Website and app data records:
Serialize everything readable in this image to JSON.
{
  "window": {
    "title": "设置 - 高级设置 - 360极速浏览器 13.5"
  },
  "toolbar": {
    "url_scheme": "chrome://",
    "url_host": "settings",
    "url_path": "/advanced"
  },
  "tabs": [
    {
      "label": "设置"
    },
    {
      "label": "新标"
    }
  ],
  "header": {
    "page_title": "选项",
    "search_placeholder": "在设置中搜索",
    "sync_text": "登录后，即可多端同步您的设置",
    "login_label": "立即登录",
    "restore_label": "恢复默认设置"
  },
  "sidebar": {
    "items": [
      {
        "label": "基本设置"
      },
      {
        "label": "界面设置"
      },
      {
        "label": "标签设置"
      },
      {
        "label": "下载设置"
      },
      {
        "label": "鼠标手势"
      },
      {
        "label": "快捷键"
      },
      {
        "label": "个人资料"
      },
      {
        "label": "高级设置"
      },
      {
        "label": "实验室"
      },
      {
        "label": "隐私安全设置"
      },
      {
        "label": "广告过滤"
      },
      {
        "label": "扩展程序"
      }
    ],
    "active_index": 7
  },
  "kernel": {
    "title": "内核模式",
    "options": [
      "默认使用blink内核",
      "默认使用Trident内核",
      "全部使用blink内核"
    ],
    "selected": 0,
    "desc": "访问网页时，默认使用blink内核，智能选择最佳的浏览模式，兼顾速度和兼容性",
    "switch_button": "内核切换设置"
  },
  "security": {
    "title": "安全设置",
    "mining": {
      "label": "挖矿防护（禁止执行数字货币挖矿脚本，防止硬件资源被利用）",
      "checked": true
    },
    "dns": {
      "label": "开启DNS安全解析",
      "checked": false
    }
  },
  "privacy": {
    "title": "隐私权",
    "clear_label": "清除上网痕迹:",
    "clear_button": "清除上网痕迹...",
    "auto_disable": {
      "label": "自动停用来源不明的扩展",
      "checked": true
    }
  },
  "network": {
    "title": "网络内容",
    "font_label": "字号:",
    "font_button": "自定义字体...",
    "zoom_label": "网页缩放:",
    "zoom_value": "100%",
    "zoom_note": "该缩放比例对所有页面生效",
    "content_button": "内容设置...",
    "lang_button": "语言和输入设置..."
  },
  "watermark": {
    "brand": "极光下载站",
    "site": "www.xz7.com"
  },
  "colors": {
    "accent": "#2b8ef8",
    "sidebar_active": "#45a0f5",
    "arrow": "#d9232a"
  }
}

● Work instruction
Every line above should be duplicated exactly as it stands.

● Solution to this exercise
Serialize everything readable in this image to JSON.
{
  "window": {
    "title": "设置 - 高级设置 - 360极速浏览器 13.5"
  },
  "toolbar": {
    "url_scheme": "chrome://",
    "url_host": "settings",
    "url_path": "/advanced"
  },
  "tabs": [
    {
      "label": "设置"
    },
    {
      "label": "新标"
    }
  ],
  "header": {
    "page_title": "选项",
    "search_placeholder": "在设置中搜索",
    "sync_text": "登录后，即可多端同步您的设置",
    "login_label": "立即登录",
    "restore_label": "恢复默认设置"
  },
  "sidebar": {
    "items": [
      {
        "label": "基本设置"
      },
      {
        "label": "界面设置"
      },
      {
        "label": "标签设置"
      },
      {
        "label": "下载设置"
      },
      {
        "label": "鼠标手势"
      },
      {
        "label": "快捷键"
      },
      {
        "label": "个人资料"
      },
      {
        "label": "高级设置"
      },
      {
        "label": "实验室"
      },
      {
        "label": "隐私安全设置"
      },
      {
        "label": "广告过滤"
      },
      {
        "label": "扩展程序"
      }
    ],
    "active_index": 7
  },
  "kernel": {
    "title": "内核模式",
    "options": [
      "默认使用blink内核",
      "默认使用Trident内核",
      "全部使用blink内核"
    ],
    "selected": 0,
    "desc": "访问网页时，默认使用blink内核，智能选择最佳的浏览模式，兼顾速度和兼容性",
    "switch_button": "内核切换设置"
  },
  "security": {
    "title": "安全设置",
    "mining": {
      "label": "挖矿防护（禁止执行数字货币挖矿脚本，防止硬件资源被利用）",
      "checked": true
    },
    "dns": {
      "label": "开启DNS安全解析",
      "checked": false
    }
  },
  "privacy": {
    "title": "隐私权",
    "clear_label": "清除上网痕迹:",
    "clear_button": "清除上网痕迹...",
    "auto_disable": {
      "label": "自动停用来源不明的扩展",
      "checked": true
    }
  },
  "network": {
    "title": "网络内容",
    "font_label": "字号:",
    "font_button": "自定义字体...",
    "zoom_label": "网页缩放:",
    "zoom_value": "100%",
    "zoom_note": "该缩放比例对所有页面生效",
    "content_button": "内容设置...",
    "lang_button": "语言和输入设置..."
  },
  "watermark": {
    "brand": "极光下载站",
    "site": "www.xz7.com"
  },
  "colors": {
    "accent": "#2b8ef8",
    "sidebar_active": "#45a0f5",
    "arrow": "#d9232a"
  }
}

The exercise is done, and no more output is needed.